EXERCISE:
Below are lines of data; count those containing the word "expected" and write nothing but the number.
*** PROVIDED RECORDS ***
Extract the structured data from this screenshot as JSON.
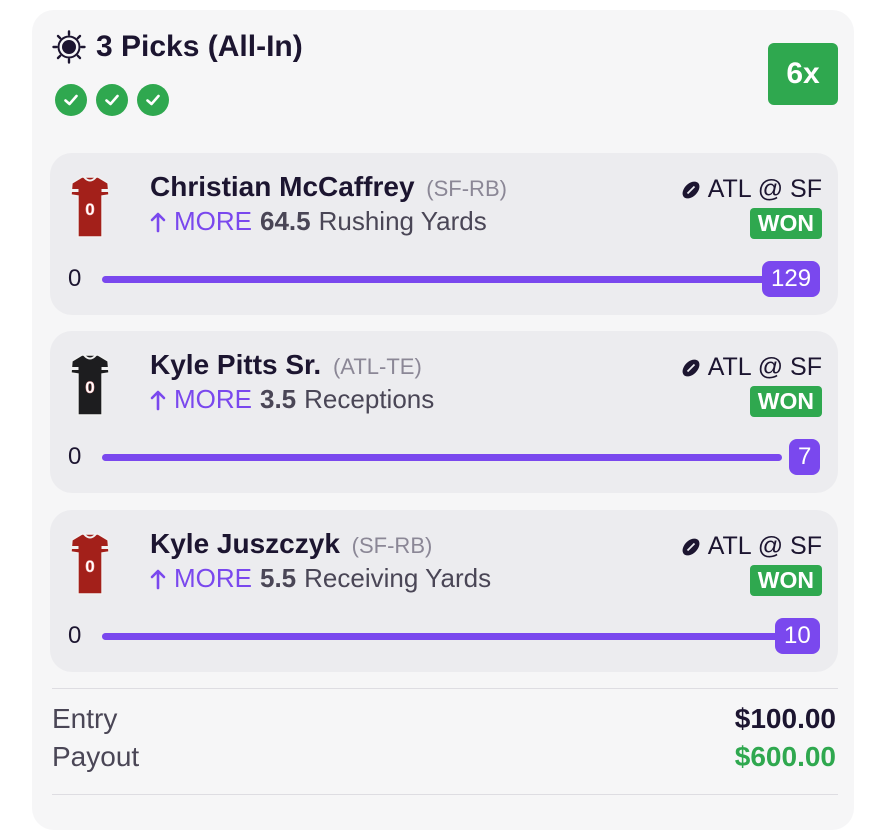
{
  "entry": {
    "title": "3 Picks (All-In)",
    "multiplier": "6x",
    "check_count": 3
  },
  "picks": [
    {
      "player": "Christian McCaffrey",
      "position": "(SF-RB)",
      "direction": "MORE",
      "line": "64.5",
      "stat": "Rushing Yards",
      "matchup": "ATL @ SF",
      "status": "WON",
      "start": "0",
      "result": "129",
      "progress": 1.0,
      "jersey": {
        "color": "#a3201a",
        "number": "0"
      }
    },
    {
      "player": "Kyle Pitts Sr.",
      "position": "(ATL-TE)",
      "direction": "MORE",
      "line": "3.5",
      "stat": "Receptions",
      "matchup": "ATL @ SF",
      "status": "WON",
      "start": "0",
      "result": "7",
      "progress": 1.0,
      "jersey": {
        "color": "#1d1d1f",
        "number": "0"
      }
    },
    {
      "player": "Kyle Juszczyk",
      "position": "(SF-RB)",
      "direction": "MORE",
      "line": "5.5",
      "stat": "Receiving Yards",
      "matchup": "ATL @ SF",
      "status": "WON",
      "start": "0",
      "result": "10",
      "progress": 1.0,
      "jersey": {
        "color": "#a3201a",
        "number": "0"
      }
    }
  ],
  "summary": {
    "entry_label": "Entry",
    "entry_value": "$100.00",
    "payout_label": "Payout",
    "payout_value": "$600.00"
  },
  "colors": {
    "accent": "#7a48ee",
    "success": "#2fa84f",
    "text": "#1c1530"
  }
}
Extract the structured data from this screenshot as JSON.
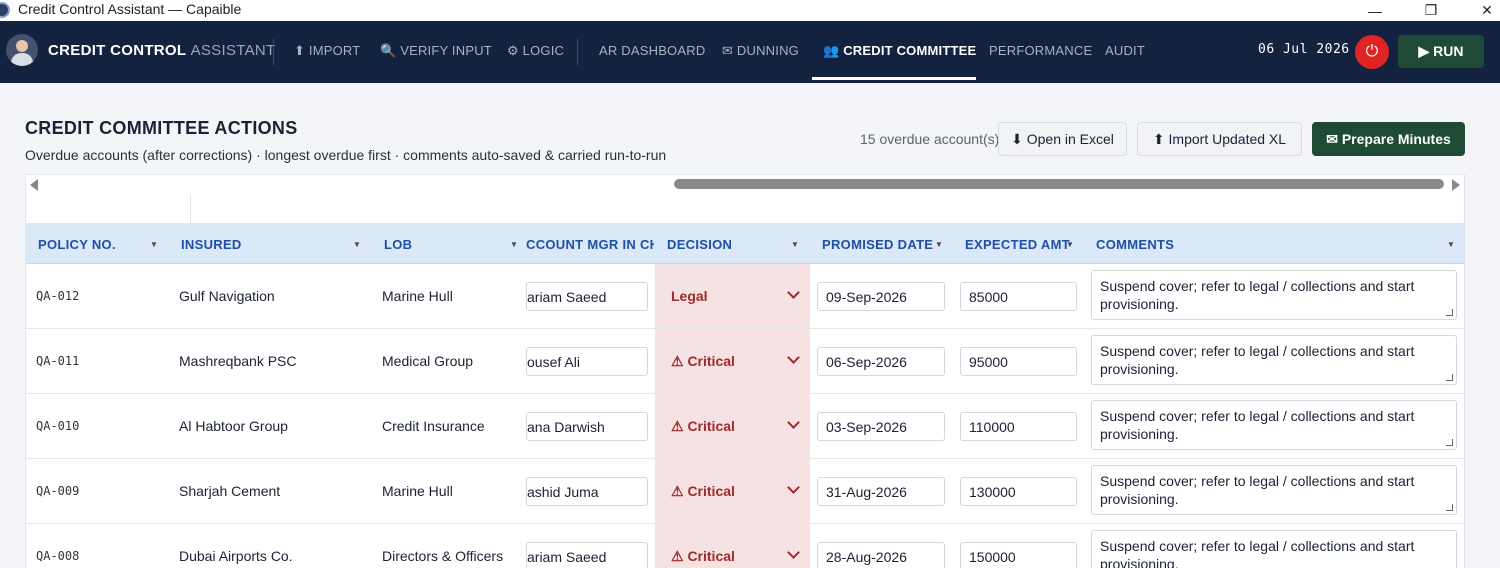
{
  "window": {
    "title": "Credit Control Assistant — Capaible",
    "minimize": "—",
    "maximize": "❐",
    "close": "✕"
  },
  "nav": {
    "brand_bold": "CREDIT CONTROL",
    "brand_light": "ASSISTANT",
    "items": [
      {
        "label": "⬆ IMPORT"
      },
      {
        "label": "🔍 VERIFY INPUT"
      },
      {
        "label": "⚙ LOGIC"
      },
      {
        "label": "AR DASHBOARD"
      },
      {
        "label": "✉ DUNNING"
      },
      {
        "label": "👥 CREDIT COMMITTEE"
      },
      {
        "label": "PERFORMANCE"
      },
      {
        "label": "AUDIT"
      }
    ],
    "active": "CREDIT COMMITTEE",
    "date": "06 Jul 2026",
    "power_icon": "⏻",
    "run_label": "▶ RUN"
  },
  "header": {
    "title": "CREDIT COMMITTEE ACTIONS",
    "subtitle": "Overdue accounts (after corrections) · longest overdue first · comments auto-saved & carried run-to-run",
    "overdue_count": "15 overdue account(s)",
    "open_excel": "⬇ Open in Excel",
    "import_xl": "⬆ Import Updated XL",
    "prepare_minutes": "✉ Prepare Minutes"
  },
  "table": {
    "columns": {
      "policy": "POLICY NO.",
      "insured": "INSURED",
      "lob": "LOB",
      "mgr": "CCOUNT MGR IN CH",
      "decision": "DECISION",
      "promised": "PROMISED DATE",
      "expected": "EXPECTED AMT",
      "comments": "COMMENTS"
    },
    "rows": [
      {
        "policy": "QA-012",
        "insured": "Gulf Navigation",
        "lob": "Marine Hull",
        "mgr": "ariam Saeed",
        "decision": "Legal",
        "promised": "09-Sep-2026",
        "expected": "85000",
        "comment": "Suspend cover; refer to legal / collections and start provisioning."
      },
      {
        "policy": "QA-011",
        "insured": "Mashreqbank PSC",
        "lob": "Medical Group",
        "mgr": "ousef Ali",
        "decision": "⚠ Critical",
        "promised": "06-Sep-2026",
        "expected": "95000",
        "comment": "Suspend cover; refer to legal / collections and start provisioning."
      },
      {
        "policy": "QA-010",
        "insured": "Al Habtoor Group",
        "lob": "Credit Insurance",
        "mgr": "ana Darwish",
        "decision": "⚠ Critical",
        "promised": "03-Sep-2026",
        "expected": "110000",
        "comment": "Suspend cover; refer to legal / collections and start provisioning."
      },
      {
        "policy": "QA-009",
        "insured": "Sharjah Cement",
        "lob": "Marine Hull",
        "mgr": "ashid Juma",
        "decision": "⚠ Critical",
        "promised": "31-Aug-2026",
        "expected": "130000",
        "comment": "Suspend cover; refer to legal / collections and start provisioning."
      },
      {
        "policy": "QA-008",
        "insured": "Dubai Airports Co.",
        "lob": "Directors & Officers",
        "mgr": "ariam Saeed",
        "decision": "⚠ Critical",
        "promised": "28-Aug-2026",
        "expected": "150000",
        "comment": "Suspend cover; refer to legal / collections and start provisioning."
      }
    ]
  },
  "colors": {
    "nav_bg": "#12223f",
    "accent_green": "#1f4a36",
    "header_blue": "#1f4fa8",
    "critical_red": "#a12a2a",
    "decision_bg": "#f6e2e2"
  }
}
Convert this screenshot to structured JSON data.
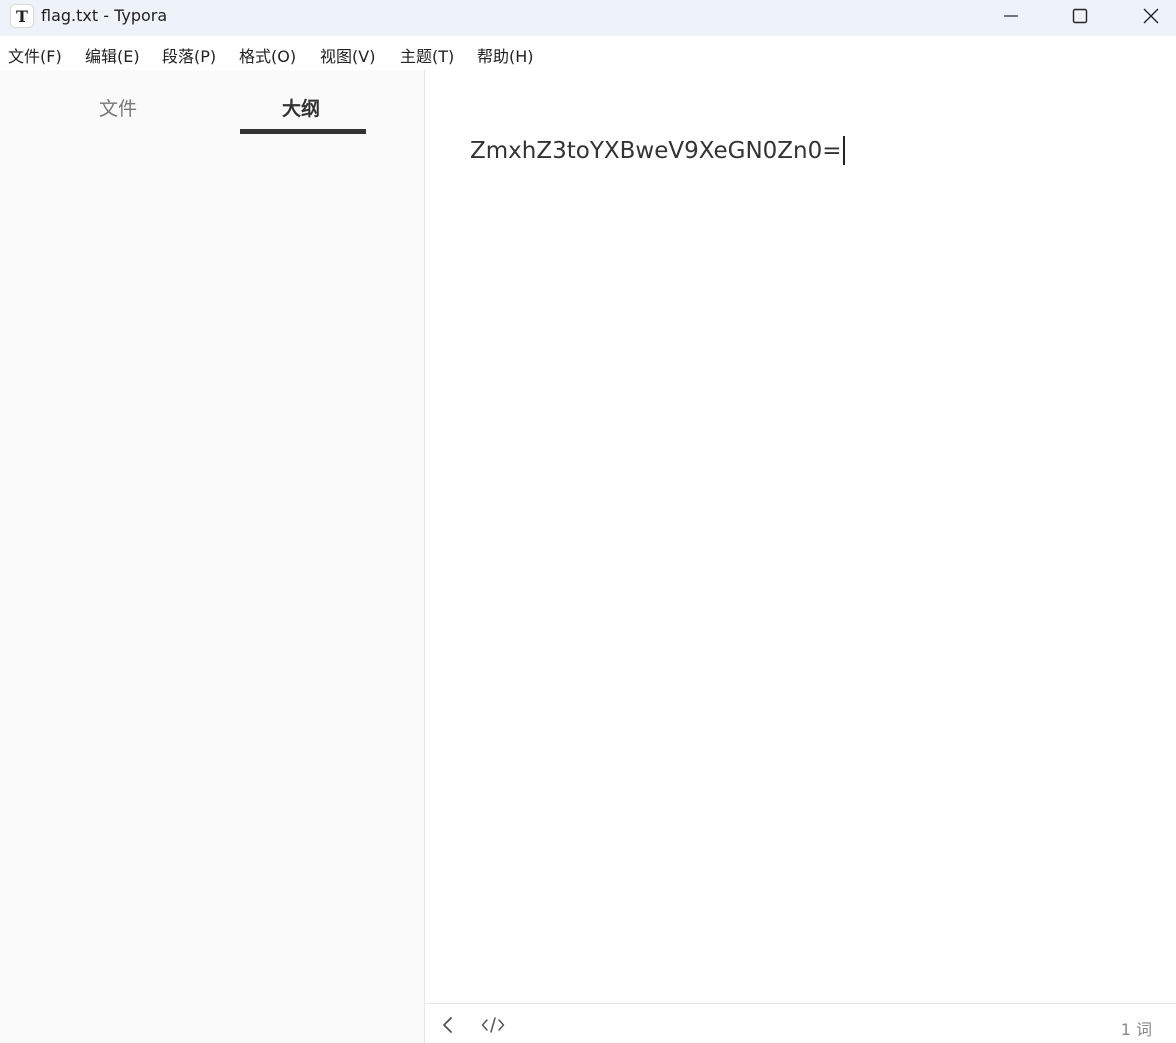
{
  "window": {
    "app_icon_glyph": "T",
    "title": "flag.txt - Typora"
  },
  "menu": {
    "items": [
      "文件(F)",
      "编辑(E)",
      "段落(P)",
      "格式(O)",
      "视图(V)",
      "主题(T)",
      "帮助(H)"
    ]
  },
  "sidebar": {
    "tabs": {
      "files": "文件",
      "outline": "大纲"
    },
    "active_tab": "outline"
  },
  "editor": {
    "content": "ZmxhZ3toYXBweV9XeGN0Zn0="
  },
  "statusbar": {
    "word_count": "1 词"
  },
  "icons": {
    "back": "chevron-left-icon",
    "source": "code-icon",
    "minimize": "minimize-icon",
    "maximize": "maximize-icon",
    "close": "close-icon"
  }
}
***
SOLUTION:
6